═════ Supplied entries

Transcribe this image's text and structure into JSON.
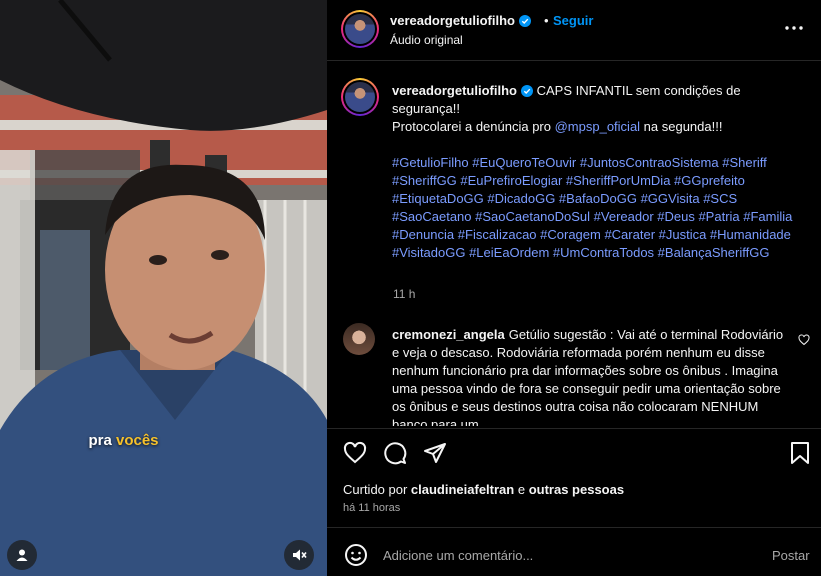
{
  "video": {
    "caption_prefix": "pra ",
    "caption_highlight": "vocês"
  },
  "header": {
    "username": "vereadorgetuliofilho",
    "separator": "•",
    "follow_label": "Seguir",
    "audio_label": "Áudio original"
  },
  "post": {
    "username": "vereadorgetuliofilho",
    "text_line1": "CAPS INFANTIL sem condições de segurança!!",
    "text_line2_pre": "Protocolarei a denúncia pro ",
    "mention": "@mpsp_oficial",
    "text_line2_post": " na segunda!!!",
    "hashtags": "#GetulioFilho #EuQueroTeOuvir #JuntosContraoSistema #Sheriff #SheriffGG #EuPrefiroElogiar #SheriffPorUmDia #GGprefeito #EtiquetaDoGG #DicadoGG #BafaoDoGG #GGVisita #SCS #SaoCaetano #SaoCaetanoDoSul #Vereador #Deus #Patria #Familia #Denuncia #Fiscalizacao #Coragem #Carater #Justica #Humanidade #VisitadoGG #LeiEaOrdem #UmContraTodos #BalançaSheriffGG",
    "time": "11 h"
  },
  "comment": {
    "username": "cremonezi_angela",
    "text": "Getúlio sugestão : Vai até o terminal Rodoviário e veja o descaso. Rodoviária reformada porém nenhum eu disse nenhum funcionário pra dar informações sobre os ônibus . Imagina uma pessoa vindo de fora se conseguir pedir uma orientação sobre os ônibus e seus destinos outra coisa não colocaram NENHUM banco para um"
  },
  "likes": {
    "prefix": "Curtido por ",
    "user": "claudineiafeltran",
    "middle": " e ",
    "others": "outras pessoas"
  },
  "posted_ago": "há 11 horas",
  "composer": {
    "placeholder": "Adicione um comentário...",
    "post_label": "Postar"
  },
  "colors": {
    "background": "#000000",
    "link": "#0095f6",
    "hashtag": "#7b9cff",
    "muted": "#a8a8a8"
  },
  "icons": [
    "verified-badge-icon",
    "more-options-icon",
    "heart-icon",
    "comment-icon",
    "share-icon",
    "bookmark-icon",
    "emoji-icon",
    "user-icon",
    "muted-speaker-icon"
  ]
}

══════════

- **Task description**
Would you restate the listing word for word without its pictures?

- **Response below**
Transcribe this image's text and structure into JSON.
{
  "video": {
    "caption_prefix": "pra ",
    "caption_highlight": "vocês"
  },
  "header": {
    "username": "vereadorgetuliofilho",
    "separator": "•",
    "follow_label": "Seguir",
    "audio_label": "Áudio original"
  },
  "post": {
    "username": "vereadorgetuliofilho",
    "text_line1": "CAPS INFANTIL sem condições de segurança!!",
    "text_line2_pre": "Protocolarei a denúncia pro ",
    "mention": "@mpsp_oficial",
    "text_line2_post": " na segunda!!!",
    "hashtags": "#GetulioFilho #EuQueroTeOuvir #JuntosContraoSistema #Sheriff #SheriffGG #EuPrefiroElogiar #SheriffPorUmDia #GGprefeito #EtiquetaDoGG #DicadoGG #BafaoDoGG #GGVisita #SCS #SaoCaetano #SaoCaetanoDoSul #Vereador #Deus #Patria #Familia #Denuncia #Fiscalizacao #Coragem #Carater #Justica #Humanidade #VisitadoGG #LeiEaOrdem #UmContraTodos #BalançaSheriffGG",
    "time": "11 h"
  },
  "comment": {
    "username": "cremonezi_angela",
    "text": "Getúlio sugestão : Vai até o terminal Rodoviário e veja o descaso. Rodoviária reformada porém nenhum eu disse nenhum funcionário pra dar informações sobre os ônibus . Imagina uma pessoa vindo de fora se conseguir pedir uma orientação sobre os ônibus e seus destinos outra coisa não colocaram NENHUM banco para um"
  },
  "likes": {
    "prefix": "Curtido por ",
    "user": "claudineiafeltran",
    "middle": " e ",
    "others": "outras pessoas"
  },
  "posted_ago": "há 11 horas",
  "composer": {
    "placeholder": "Adicione um comentário...",
    "post_label": "Postar"
  },
  "colors": {
    "background": "#000000",
    "link": "#0095f6",
    "hashtag": "#7b9cff",
    "muted": "#a8a8a8"
  },
  "icons": [
    "verified-badge-icon",
    "more-options-icon",
    "heart-icon",
    "comment-icon",
    "share-icon",
    "bookmark-icon",
    "emoji-icon",
    "user-icon",
    "muted-speaker-icon"
  ]
}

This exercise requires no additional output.